FDA Approves Enhertu, First Targeted Therapy for HER2-Low Breast Cancer
Today, the FDA approved Enhertu for treating patients with unresectable or metastatic HER2-low breast cancer. An IV infusion treatment, it is the first approved therapy targeted to patients with the HER2-low breast cancer subtype, which is a newly defined subset of HER2-negative breast cancer. The drug received priority review and breakthrough therapy designations for the indication, and approval was granted to Daiichi Sankyo four months ahead of the Prescription Drug User Fee Act (PDUFA) deadline.
“Today’s approval highlights the FDA’s commitment to be at the forefront of scientific advances, making targeted cancer treatment options available for more patients,” said Richard Pazdur, M.D., director of the FDA’s Oncology Center of Excellence and acting director of the Office of Oncologic Diseases in the FDA’s Center for Drug Evaluation and Research in a press release. “Having therapies that are specially tailored to each patient’s cancer subtype is a priority to ensure access to safe and innovative treatments.”
The approval is based on the randomized, multicenter DESTINY-Breast04 (open label clinical trial), which enrolled 557 adult patients with unresectable or metastatic HER2-low breast cancer.

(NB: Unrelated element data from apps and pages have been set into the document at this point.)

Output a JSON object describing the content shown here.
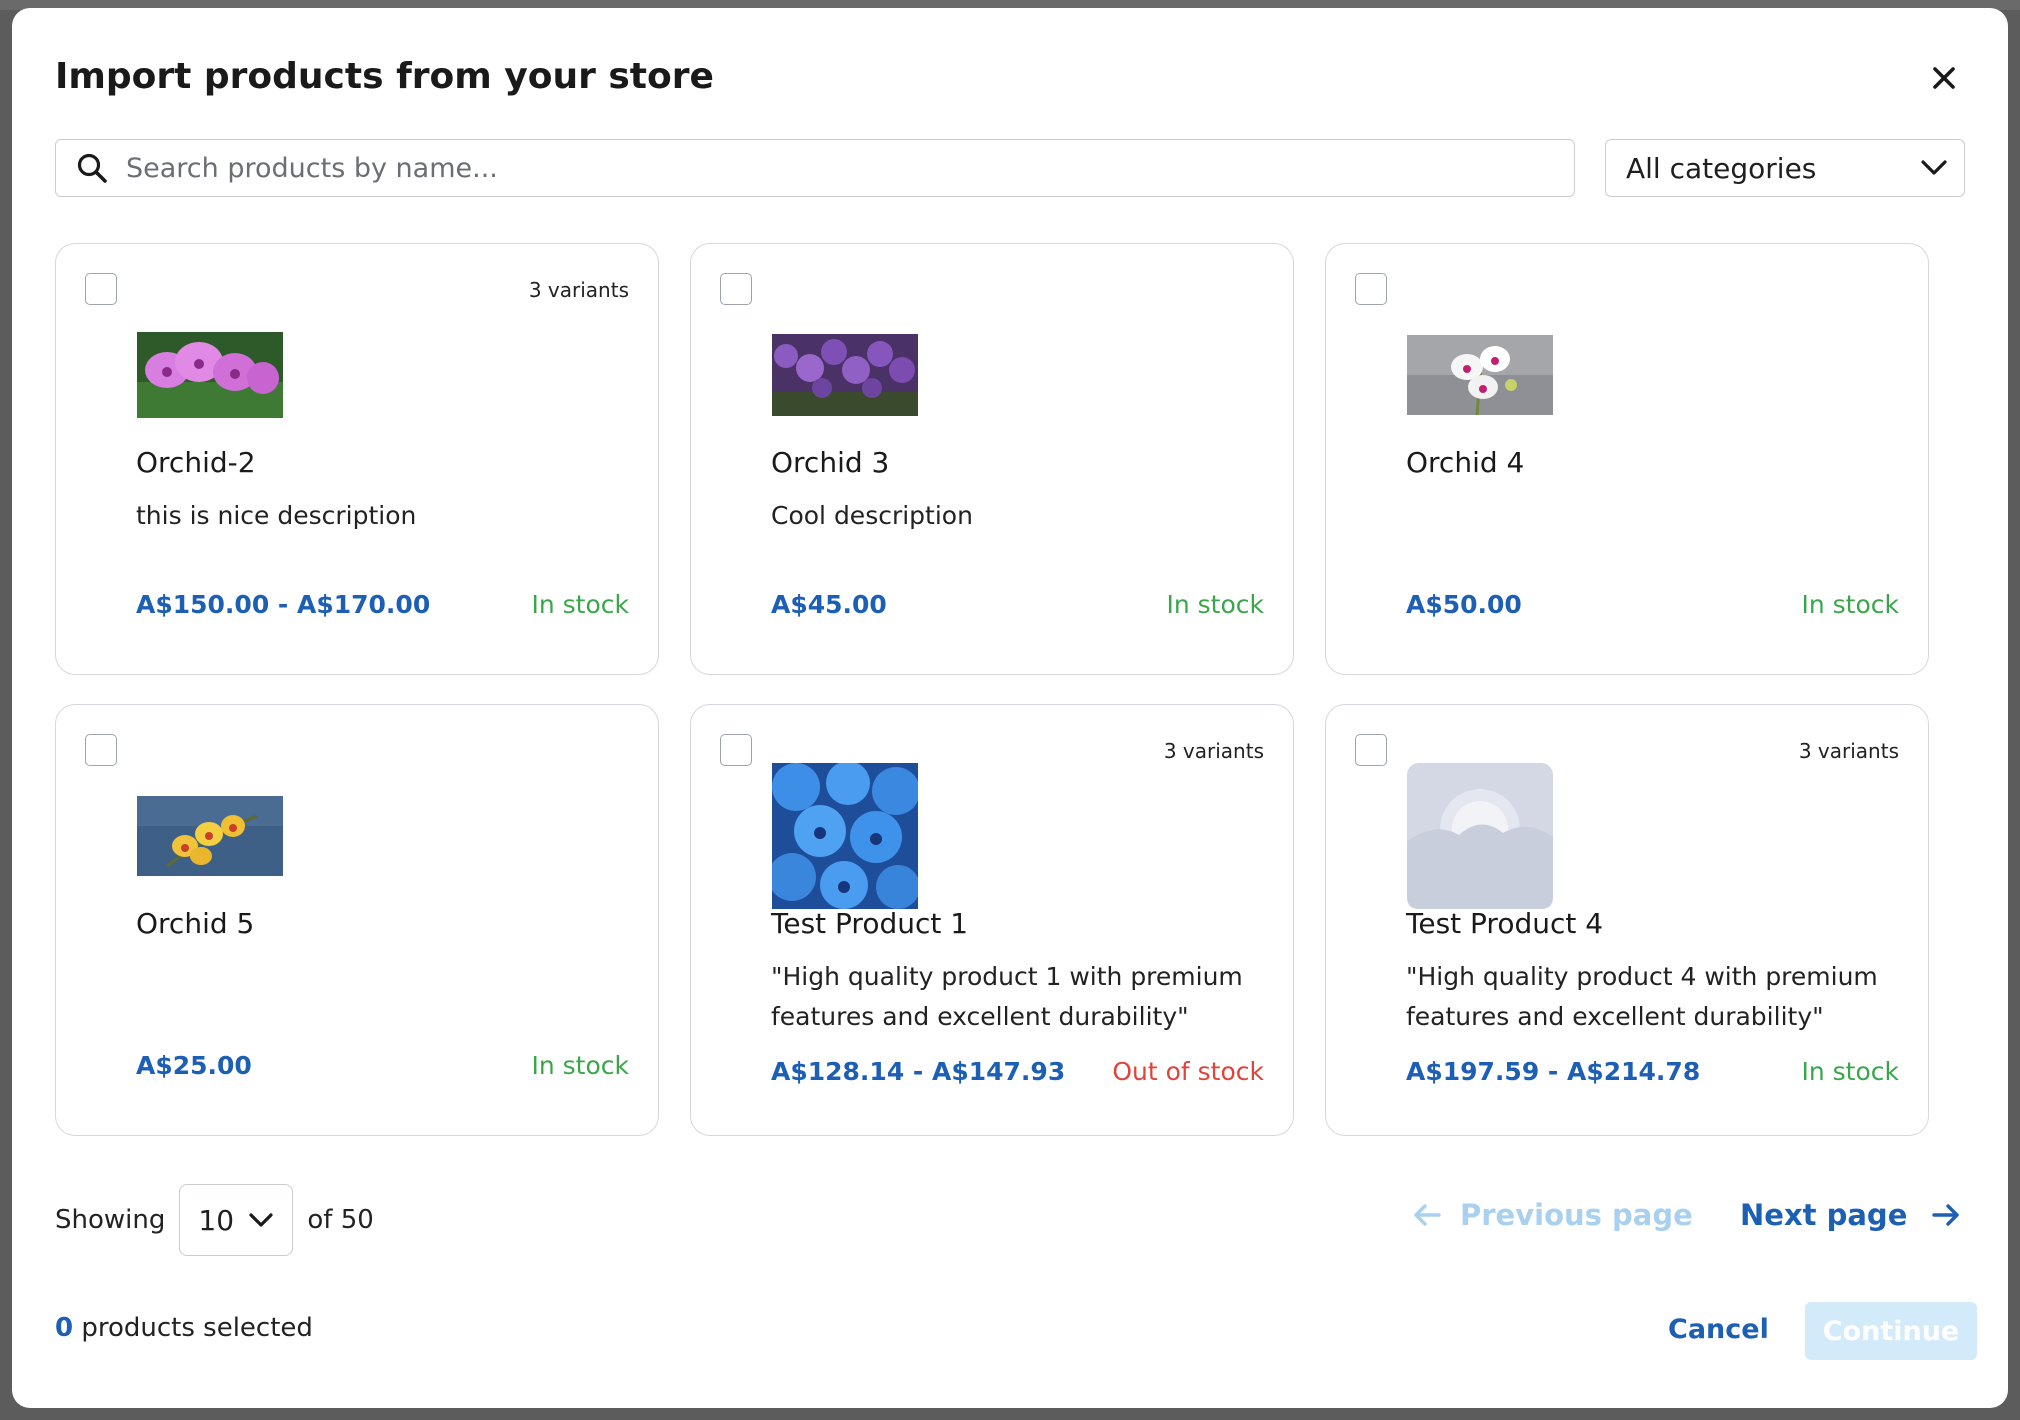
{
  "modal": {
    "title": "Import products from your store"
  },
  "search": {
    "placeholder": "Search products by name..."
  },
  "category_filter": {
    "selected": "All categories"
  },
  "products": [
    {
      "name": "Orchid-2",
      "description": "this is nice description",
      "price": "A$150.00 - A$170.00",
      "stock": "In stock",
      "variants": "3 variants",
      "image": "pink-orchid-photo",
      "checked": false
    },
    {
      "name": "Orchid 3",
      "description": "Cool description",
      "price": "A$45.00",
      "stock": "In stock",
      "variants": "",
      "image": "purple-orchid-photo",
      "checked": false
    },
    {
      "name": "Orchid 4",
      "description": "",
      "price": "A$50.00",
      "stock": "In stock",
      "variants": "",
      "image": "white-orchid-photo",
      "checked": false
    },
    {
      "name": "Orchid 5",
      "description": "",
      "price": "A$25.00",
      "stock": "In stock",
      "variants": "",
      "image": "yellow-orchid-photo",
      "checked": false
    },
    {
      "name": "Test Product 1",
      "description": "\"High quality product 1 with premium features and excellent durability\"",
      "price": "A$128.14 - A$147.93",
      "stock": "Out of stock",
      "variants": "3 variants",
      "image": "blue-orchid-photo",
      "checked": false
    },
    {
      "name": "Test Product 4",
      "description": "\"High quality product 4 with premium features and excellent durability\"",
      "price": "A$197.59 - A$214.78",
      "stock": "In stock",
      "variants": "3 variants",
      "image": "image-placeholder",
      "checked": false
    }
  ],
  "pagination": {
    "showing_label": "Showing",
    "page_size": "10",
    "total_label": "of 50",
    "prev_label": "Previous page",
    "next_label": "Next page"
  },
  "footer": {
    "selected_count": "0",
    "selected_label": "products selected",
    "cancel_label": "Cancel",
    "continue_label": "Continue"
  },
  "colors": {
    "accent": "#1d5fb4",
    "in_stock": "#3aa64a",
    "out_of_stock": "#e0433c",
    "disabled_button": "#d3eafb"
  }
}
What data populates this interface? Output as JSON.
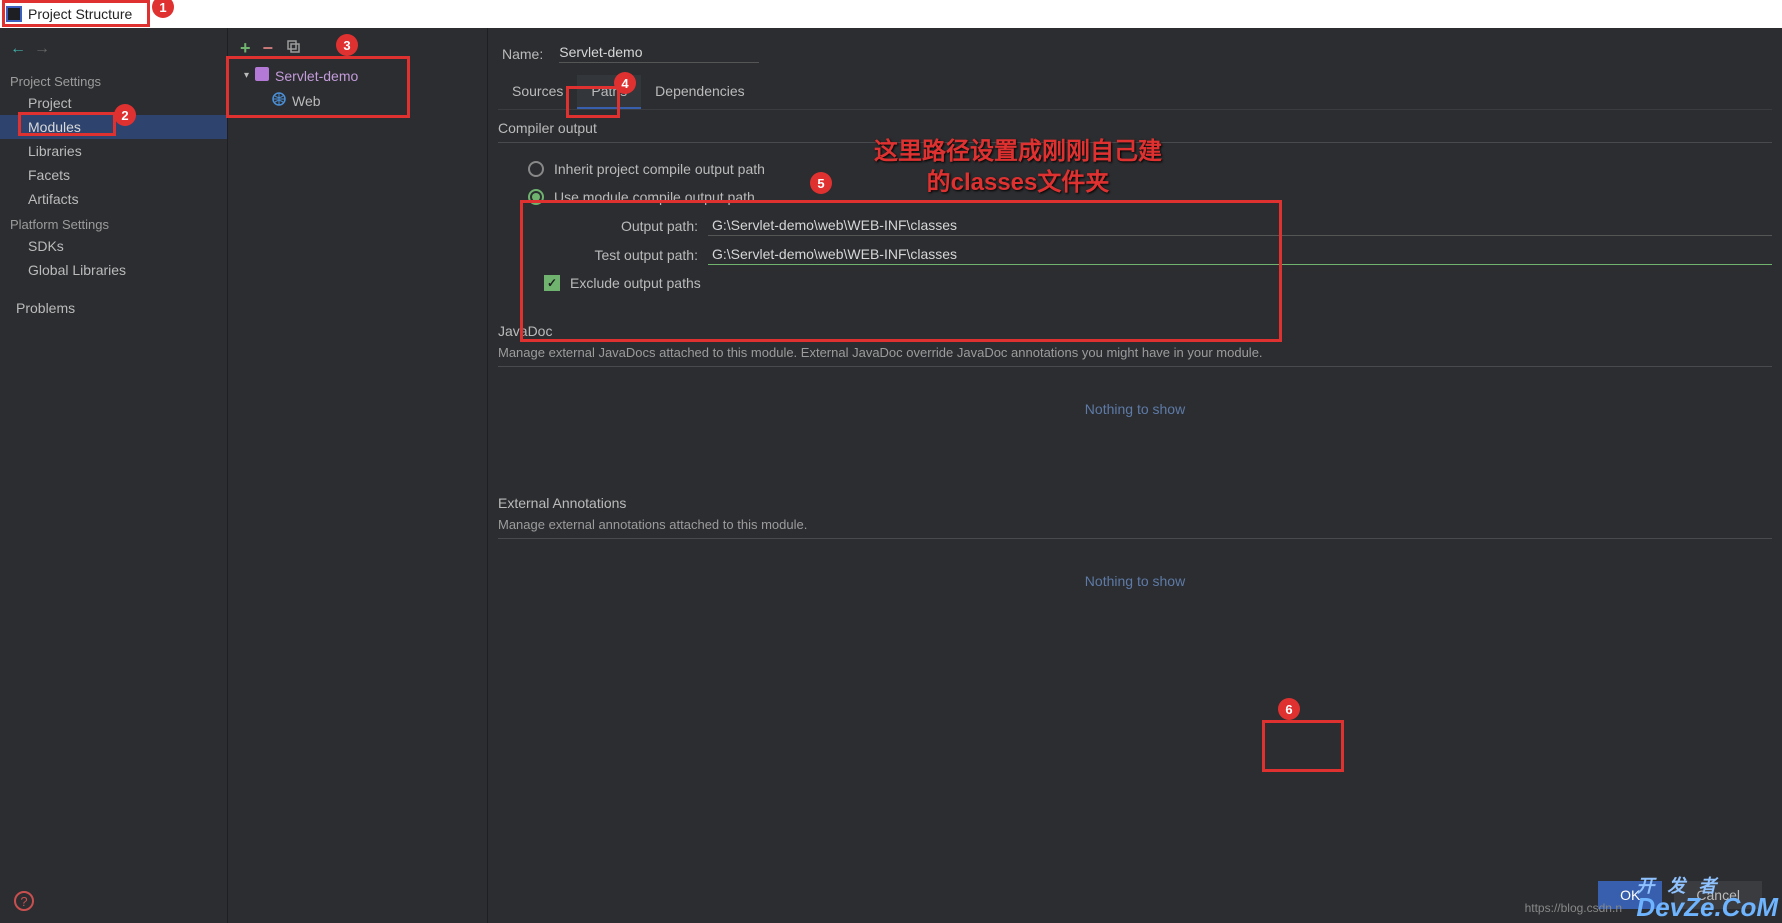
{
  "titlebar": {
    "title": "Project Structure"
  },
  "nav": {
    "project_settings_heading": "Project Settings",
    "project": "Project",
    "modules": "Modules",
    "libraries": "Libraries",
    "facets": "Facets",
    "artifacts": "Artifacts",
    "platform_settings_heading": "Platform Settings",
    "sdks": "SDKs",
    "global_libraries": "Global Libraries",
    "problems": "Problems"
  },
  "tree": {
    "module_name": "Servlet-demo",
    "web": "Web"
  },
  "content": {
    "name_label": "Name:",
    "name_value": "Servlet-demo",
    "tabs": {
      "sources": "Sources",
      "paths": "Paths",
      "dependencies": "Dependencies"
    },
    "compiler": {
      "title": "Compiler output",
      "inherit_label": "Inherit project compile output path",
      "use_module_label": "Use module compile output path",
      "output_path_label": "Output path:",
      "output_path_value": "G:\\Servlet-demo\\web\\WEB-INF\\classes",
      "test_output_path_label": "Test output path:",
      "test_output_path_value": "G:\\Servlet-demo\\web\\WEB-INF\\classes",
      "exclude_label": "Exclude output paths"
    },
    "javadoc": {
      "title": "JavaDoc",
      "desc": "Manage external JavaDocs attached to this module. External JavaDoc override JavaDoc annotations you might have in your module.",
      "nothing": "Nothing to show"
    },
    "external": {
      "title": "External Annotations",
      "desc": "Manage external annotations attached to this module.",
      "nothing": "Nothing to show"
    }
  },
  "buttons": {
    "ok": "OK",
    "cancel": "Cancel"
  },
  "annotations": {
    "b1": "1",
    "b2": "2",
    "b3": "3",
    "b4": "4",
    "b5": "5",
    "b6": "6",
    "text_line1": "这里路径设置成刚刚自己建",
    "text_line2": "的classes文件夹"
  },
  "watermark": {
    "url": "https://blog.csdn.n",
    "logo_cn": "开 发 者",
    "logo_en": "DevZe.CoM"
  }
}
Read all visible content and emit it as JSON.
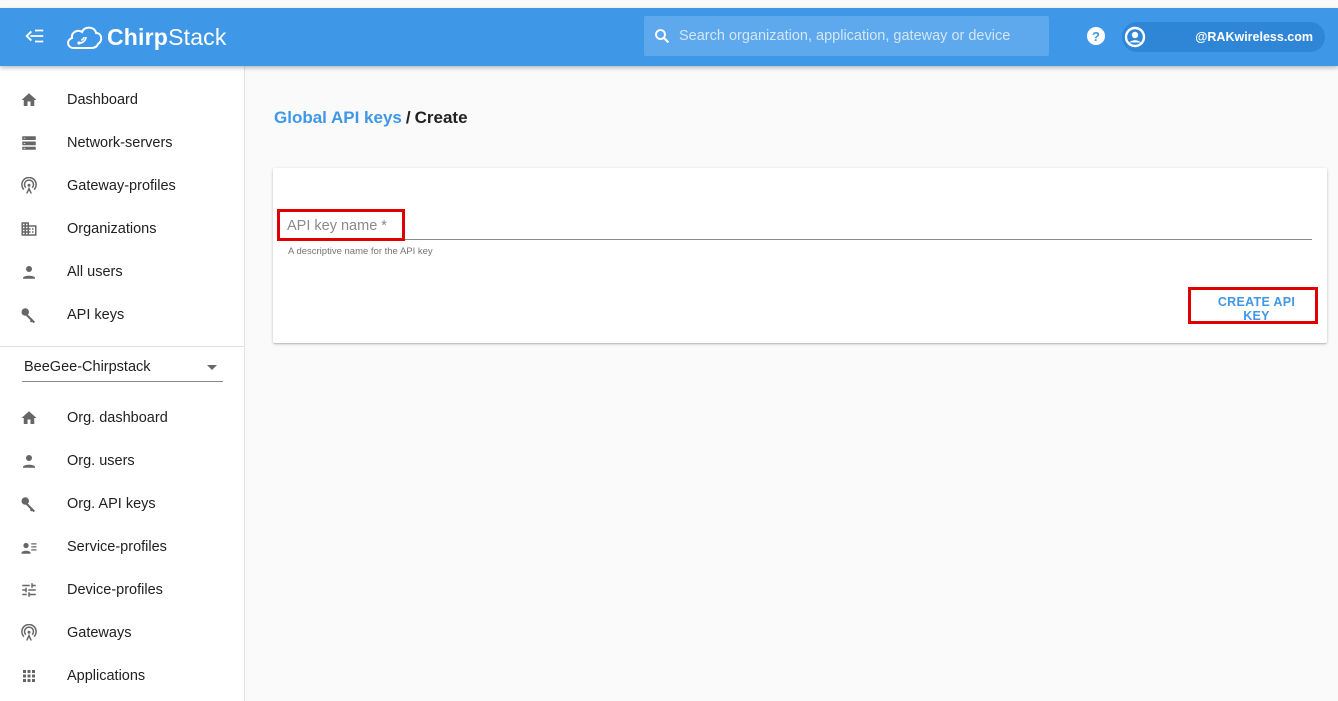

The trial included two cohorts: 494 hormone receptor positive (HR+) patients and 63 hormone receptor negative (HR-) patients. Of these patients, 373 randomly received Enhertu by intravenous infusion every three weeks and 184 randomly received physician’s choice of chemotherapy (eribulin, capecitabine, gemcitabine, nab paclitaxel or paclitaxel). The results showed improvement in both progression-free survival and overall survival in people with unresectable or metastatic HER2-low breast cancer.
“HER2 receptors, which are proteins made by the HER2 gene, are important in determining a patient’s treatment. HER2-negative includes hormone receptor positive and triple negative breast cancers. HER2-low is a new classification of the HER2 subtype. It describes a new subtype of breast cancer that has some HER2 proteins on the cell surface, but not enough to be classified as HER2-positive,” FDA stated in the release. “Patients with HER2-low breast cancer are eligible for Enhertu if they have received a prior chemotherapy in the metastatic setting, or their cancer returned during, or within 6 months of completing, adjuvant chemotherapy.”
Source: FDA News Release